More than 300 descendants of Edward and Elizabeth Dougherty gathered to enjoy an amazing time of renewal, history, and fun at the historic Maiden Creek Ranch, located about halfway between Cache Creek and Clinton on the west side of Hwy. 97.
Founded in 1862 by Edward Dougherty, the Maiden Creek Ranch is believed to be one of the oldest continuously operating cow/calf ranches in the province.
It’s managed at this time by a fourth generation descendant, Raymond Dougherty, along with his partner Jody.
Descendants of seven generations of Doughertys in Canada came from all over on the weekend of July 27-29. They spread their wide variety of camping units, and themselves, around the full sized closed-in arena which has been added to the ranch in recent years for indoor practice in roping, penning, and barrel racing.
This was the second major reunion for the historic ranch and family. The first one was held in 1982 for the 120th anniversary, and this year’s commemorated the 150th anniversary of the founding of the ranch. The individual families have held numerous reunions over the years, but all who attended this year say the 2012 reunion has topped them all.
Divided into four camps
The original owners of Maiden Creek Ranch, Edward and Elizabeth Dougherty, had nine children, and there are four families of those children still remaining. The descendants were divided into four groups. The red shirts were descendants of Edward II and Christina Stephenson, who had six children, while the yellow shirts were descendants of Jane Beatrice Patrick, who had four children. The blue shirts were descendants of Edith and Fred Peters, who had six children, and the green shirts were descendants of Charles and Mary (Sissie Pollard), who had 10 children.
An official registration took place, mainly to collect a record of who came from where and how many they brought with them. Registration for the big event was managed by Helene (Dougherty) Cade and Pat Ward.
Meals and entertainment took place under the roof of the arena, with music provided on Friday night and part of Saturday night by talented members of the Loon Lake Doughertys. Their parents were Edward and Pearl Dougherty, and the musicians included Kay Gordon and George and Sonny Dougherty, along with members of the Charles Dougherty family (the Amblers and Sawkas).
History is being gathered up
A History Tent adorned with the Dougherty Family crest was set up, and included clippings, pictures, and memorabilia created by Virginia and Sharon Ambler. Visitors were encouraged to drop off their additions to the memories. a historical family tree was created by David Ward and Connie Dougherty.
The family arrived in Canada when Edmund Dougherty from the Isle of Man in Great Britain settled in Ontario in the mid-1800s. His son Edward eventually travelled to British Columbia to establish the Maiden Creek Ranch in 1862.
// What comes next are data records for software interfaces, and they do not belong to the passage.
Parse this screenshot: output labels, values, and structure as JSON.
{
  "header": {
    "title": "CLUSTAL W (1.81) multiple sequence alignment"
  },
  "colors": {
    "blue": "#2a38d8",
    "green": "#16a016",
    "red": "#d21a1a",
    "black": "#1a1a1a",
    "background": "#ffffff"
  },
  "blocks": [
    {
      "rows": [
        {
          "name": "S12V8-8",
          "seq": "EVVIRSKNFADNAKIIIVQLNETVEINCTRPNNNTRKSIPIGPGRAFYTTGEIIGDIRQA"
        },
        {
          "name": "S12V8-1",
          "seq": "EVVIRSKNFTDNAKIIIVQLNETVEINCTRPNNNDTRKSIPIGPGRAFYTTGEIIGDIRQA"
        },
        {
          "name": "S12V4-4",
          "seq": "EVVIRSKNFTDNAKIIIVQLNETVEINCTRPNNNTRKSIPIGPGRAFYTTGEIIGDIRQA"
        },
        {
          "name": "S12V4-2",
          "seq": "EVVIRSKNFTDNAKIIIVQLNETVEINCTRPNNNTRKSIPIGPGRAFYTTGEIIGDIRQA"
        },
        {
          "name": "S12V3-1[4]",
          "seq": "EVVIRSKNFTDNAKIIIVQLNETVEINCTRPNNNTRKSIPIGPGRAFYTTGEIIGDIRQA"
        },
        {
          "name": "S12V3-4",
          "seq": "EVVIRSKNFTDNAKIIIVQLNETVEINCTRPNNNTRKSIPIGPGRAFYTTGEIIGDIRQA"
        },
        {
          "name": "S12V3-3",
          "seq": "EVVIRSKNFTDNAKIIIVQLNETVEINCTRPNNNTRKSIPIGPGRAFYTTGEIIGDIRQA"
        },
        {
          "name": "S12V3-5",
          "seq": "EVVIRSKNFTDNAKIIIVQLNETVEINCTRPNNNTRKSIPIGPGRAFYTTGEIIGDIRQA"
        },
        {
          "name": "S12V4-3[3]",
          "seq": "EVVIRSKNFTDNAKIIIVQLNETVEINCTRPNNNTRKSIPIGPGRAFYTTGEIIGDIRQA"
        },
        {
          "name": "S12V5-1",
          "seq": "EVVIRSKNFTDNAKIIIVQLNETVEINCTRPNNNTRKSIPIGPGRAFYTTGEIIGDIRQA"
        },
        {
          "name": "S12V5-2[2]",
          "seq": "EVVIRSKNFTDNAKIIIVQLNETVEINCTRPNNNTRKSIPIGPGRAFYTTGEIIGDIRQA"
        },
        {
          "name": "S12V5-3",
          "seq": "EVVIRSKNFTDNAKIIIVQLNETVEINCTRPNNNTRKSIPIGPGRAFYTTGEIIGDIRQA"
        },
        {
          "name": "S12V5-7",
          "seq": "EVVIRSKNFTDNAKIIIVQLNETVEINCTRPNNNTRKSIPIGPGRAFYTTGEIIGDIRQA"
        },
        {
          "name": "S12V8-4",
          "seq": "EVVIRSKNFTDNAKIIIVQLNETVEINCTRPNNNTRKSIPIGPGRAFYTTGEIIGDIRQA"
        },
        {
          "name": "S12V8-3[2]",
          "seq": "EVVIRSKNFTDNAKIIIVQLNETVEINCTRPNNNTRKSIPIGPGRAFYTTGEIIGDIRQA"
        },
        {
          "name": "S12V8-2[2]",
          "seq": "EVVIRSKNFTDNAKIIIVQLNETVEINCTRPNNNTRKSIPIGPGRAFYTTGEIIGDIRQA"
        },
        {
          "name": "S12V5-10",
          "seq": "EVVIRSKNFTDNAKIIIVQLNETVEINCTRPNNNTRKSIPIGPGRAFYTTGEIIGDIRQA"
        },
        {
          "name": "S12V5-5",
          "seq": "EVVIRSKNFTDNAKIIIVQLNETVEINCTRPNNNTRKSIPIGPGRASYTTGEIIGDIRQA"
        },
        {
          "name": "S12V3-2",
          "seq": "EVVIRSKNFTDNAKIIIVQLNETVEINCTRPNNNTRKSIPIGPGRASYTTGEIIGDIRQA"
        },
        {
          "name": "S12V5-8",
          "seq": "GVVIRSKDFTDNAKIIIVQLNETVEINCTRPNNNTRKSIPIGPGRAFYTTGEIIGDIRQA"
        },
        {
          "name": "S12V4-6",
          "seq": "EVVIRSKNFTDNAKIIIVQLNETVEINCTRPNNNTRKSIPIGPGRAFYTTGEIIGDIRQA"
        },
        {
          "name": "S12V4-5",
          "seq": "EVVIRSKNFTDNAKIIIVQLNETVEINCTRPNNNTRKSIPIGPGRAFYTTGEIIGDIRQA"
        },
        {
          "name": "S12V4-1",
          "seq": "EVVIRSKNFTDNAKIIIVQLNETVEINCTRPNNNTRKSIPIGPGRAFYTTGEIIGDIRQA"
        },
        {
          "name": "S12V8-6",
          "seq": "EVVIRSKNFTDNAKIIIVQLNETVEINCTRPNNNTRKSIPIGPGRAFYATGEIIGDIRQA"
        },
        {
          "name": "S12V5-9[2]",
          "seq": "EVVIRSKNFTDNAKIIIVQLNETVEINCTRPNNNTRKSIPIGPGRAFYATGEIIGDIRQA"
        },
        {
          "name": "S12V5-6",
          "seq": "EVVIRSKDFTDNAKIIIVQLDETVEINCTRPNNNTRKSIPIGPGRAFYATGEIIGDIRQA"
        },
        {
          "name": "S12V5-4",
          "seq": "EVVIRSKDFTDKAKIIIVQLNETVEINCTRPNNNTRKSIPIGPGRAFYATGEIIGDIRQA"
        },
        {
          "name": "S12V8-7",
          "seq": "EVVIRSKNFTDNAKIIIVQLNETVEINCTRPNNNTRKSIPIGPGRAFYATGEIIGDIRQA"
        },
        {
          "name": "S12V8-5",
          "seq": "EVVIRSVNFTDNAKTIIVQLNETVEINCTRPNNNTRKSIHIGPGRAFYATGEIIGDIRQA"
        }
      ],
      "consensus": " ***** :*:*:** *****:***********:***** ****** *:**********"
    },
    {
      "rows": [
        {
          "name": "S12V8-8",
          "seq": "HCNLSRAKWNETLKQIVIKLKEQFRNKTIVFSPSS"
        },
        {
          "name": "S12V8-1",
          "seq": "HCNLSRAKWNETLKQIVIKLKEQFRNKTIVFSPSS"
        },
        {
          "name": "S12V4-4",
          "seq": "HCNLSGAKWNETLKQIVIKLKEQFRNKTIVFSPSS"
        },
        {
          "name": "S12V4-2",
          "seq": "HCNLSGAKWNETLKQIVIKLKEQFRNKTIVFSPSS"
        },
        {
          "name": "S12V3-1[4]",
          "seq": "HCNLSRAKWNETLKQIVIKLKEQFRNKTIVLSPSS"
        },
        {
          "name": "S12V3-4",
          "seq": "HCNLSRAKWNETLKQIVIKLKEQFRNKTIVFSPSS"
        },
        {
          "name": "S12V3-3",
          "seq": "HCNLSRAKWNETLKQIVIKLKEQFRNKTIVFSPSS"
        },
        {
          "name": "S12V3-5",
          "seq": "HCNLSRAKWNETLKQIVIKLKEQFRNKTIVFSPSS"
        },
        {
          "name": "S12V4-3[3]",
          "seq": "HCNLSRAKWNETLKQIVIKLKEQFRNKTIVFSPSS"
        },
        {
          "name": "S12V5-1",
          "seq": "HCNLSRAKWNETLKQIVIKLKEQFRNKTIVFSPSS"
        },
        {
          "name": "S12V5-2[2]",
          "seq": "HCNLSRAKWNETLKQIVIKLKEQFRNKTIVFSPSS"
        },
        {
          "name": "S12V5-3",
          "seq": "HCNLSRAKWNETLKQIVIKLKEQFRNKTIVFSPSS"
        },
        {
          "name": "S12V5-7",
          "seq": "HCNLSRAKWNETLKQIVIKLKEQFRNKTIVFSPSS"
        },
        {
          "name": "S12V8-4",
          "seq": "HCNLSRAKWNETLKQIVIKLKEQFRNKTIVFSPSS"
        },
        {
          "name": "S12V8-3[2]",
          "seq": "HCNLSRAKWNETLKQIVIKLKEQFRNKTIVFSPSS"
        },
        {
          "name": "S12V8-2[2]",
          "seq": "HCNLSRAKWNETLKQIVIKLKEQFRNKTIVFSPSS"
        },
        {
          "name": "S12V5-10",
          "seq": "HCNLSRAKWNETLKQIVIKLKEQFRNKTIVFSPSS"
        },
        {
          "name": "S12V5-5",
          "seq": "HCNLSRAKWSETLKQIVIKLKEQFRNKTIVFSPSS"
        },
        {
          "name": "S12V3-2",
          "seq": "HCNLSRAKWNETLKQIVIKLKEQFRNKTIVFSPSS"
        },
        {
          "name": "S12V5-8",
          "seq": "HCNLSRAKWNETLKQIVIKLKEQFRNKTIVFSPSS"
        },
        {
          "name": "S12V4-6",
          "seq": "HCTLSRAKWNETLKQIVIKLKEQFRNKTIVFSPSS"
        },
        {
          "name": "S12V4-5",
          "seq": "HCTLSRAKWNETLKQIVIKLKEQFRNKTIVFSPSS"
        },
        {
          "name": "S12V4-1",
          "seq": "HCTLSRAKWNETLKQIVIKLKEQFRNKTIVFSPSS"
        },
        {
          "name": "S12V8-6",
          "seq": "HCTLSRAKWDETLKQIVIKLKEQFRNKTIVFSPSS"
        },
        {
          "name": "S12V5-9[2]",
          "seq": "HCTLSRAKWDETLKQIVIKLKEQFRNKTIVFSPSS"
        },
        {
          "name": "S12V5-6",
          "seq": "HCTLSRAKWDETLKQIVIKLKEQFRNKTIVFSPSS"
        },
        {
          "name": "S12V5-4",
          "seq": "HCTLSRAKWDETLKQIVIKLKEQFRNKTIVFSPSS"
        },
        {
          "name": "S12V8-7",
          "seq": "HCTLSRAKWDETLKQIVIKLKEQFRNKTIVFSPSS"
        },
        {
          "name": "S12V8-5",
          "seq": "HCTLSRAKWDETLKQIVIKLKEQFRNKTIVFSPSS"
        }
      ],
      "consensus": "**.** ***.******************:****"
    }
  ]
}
When he died in 1897 the ranch was managed by his eldest son Edward II, and then by younger sons Thomas and Charlie.
Charlie had married Mary Jane (Sissie) Pollard, and they had nine daughters and one son. When Charlie died in 1968 his only son, Charles II (who had married Helene Charryon in 1956) took over the management of the ranch.
When Charles II died in 1973 Helene continued to manage the ranch with the help of their three sons, Charles III (Chuck), Raymond, and Kenny (and many friends and neighbours) until she married Bud Cade in 1982.
After this marriage she slowly retired and withdrew from ranch responsibilities. Raymond and his son Tyler, along with Raymond’s partner Jody, are the present managers, continuing the Dougherty family heritage.
One of the highlights of the Clinton Cattlemen’s Anniversary celebrations a few years ago was the presentation of a government plaque designating the Maiden Creek Ranch as a “Century Ranch”.
On hand to receive that plaque were Helen (Dougherty) Cade and her four children: Linda Collins (who died in 2010), Ray, Chuck, and Ken Dougherty.
The ranch has been inducted into the BC Cowboy Hall of Fame as the oldest known operating ranch in the province still in the same family.
With historical assistance from Kay Gordon, Virginia Ambler, Helene Cade, and Connie Dougherty.